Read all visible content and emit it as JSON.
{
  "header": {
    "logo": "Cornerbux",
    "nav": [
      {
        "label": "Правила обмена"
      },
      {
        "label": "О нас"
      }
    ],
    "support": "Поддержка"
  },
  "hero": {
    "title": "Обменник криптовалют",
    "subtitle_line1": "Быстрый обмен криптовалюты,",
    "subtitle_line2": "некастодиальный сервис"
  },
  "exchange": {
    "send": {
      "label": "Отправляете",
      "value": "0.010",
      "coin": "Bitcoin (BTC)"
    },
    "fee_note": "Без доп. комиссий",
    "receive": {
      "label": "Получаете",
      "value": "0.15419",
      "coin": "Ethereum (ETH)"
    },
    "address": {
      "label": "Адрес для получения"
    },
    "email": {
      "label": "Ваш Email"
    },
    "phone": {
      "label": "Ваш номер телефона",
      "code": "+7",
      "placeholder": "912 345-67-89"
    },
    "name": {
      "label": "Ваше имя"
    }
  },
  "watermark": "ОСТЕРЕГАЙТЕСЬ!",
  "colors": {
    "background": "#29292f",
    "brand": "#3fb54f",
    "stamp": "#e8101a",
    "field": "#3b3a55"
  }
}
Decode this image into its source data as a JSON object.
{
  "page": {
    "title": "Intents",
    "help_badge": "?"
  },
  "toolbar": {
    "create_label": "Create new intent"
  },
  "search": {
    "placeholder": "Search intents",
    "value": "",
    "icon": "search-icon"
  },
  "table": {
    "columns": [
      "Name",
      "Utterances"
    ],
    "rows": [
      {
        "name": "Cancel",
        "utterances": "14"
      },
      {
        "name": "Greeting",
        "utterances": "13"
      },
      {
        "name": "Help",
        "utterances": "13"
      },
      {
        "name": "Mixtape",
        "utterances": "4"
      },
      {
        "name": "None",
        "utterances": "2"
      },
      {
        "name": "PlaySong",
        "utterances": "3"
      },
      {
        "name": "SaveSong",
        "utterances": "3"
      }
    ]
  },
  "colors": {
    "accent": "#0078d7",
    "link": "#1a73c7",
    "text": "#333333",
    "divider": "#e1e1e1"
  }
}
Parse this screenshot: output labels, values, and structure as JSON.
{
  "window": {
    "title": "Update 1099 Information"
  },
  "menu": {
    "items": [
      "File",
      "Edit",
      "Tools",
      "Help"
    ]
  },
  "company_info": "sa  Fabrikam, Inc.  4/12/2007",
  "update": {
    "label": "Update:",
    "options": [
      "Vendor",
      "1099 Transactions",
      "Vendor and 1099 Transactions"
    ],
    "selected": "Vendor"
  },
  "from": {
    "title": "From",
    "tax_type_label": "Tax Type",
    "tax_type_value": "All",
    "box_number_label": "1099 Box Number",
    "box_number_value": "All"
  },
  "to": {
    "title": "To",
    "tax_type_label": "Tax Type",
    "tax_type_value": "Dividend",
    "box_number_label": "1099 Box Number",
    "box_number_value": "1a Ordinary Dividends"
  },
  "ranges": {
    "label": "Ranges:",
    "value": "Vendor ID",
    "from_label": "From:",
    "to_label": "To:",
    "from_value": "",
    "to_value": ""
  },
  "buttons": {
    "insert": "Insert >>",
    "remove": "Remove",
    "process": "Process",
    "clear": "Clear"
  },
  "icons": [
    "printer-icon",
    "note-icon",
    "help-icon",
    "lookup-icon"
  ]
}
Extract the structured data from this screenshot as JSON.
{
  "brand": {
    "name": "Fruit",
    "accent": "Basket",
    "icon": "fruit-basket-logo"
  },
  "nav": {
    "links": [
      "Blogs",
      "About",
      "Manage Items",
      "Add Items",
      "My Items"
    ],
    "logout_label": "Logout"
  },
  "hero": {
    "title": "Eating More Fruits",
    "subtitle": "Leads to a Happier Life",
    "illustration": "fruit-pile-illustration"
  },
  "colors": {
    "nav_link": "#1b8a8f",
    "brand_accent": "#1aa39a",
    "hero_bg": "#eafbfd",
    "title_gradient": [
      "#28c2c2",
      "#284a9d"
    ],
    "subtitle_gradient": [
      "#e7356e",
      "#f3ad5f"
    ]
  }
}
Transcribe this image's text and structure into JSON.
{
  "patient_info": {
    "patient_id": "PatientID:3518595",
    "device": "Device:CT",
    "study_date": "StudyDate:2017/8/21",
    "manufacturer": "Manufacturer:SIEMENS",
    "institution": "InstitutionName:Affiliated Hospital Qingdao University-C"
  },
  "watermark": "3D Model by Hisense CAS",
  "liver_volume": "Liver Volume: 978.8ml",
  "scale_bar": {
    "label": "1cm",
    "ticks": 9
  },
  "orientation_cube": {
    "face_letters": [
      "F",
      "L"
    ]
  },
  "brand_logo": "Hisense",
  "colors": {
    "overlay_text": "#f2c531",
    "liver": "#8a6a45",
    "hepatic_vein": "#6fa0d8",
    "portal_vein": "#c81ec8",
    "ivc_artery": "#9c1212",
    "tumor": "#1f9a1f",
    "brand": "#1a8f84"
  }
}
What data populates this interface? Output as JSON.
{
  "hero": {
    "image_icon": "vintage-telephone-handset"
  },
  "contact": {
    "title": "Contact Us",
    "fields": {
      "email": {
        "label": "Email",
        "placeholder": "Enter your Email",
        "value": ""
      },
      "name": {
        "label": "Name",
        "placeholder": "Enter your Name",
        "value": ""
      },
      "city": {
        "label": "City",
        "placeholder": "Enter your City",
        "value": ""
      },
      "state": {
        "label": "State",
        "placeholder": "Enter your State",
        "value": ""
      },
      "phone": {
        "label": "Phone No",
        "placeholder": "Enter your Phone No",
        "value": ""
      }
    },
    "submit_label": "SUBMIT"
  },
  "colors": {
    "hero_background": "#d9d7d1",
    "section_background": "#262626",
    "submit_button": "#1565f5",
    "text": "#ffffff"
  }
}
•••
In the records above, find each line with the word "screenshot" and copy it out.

Parse this screenshot: output labels, values, and structure as JSON.
Extract the structured data from this screenshot as JSON.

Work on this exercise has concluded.